──────── Data records ────────

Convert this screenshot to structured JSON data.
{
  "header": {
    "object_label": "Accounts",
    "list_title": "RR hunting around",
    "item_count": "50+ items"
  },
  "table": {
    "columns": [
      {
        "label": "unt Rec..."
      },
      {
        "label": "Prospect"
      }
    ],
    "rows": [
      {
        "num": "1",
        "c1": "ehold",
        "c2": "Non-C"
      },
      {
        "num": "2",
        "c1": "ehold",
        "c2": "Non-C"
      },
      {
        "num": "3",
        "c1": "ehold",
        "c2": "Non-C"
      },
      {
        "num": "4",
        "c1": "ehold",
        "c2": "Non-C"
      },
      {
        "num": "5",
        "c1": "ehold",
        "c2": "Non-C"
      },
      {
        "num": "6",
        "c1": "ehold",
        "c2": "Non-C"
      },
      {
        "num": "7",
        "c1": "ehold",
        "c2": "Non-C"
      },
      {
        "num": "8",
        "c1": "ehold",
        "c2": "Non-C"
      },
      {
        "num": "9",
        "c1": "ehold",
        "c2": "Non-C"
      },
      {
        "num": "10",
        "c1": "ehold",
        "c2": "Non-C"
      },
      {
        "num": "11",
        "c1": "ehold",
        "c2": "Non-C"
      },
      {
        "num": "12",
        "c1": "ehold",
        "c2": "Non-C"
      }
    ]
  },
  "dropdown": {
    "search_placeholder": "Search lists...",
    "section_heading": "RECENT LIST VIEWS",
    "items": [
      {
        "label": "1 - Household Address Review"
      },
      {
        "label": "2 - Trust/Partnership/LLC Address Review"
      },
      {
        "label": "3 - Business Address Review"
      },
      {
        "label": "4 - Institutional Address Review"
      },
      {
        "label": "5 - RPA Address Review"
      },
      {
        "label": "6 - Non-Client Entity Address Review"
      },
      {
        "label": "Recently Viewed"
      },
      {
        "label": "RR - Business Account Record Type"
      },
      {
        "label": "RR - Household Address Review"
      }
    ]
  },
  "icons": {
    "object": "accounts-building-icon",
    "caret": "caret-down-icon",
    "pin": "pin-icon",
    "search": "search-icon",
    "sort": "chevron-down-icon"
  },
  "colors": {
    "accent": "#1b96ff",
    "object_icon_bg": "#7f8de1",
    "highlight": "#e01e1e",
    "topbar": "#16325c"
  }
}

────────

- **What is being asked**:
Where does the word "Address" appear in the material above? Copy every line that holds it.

- **Solution to this task**:
        "label": "1 - Household Address Review"
        "label": "2 - Trust/Partnership/LLC Address Review"
        "label": "3 - Business Address Review"
        "label": "4 - Institutional Address Review"
        "label": "5 - RPA Address Review"
        "label": "6 - Non-Client Entity Address Review"
        "label": "RR - Household Address Review"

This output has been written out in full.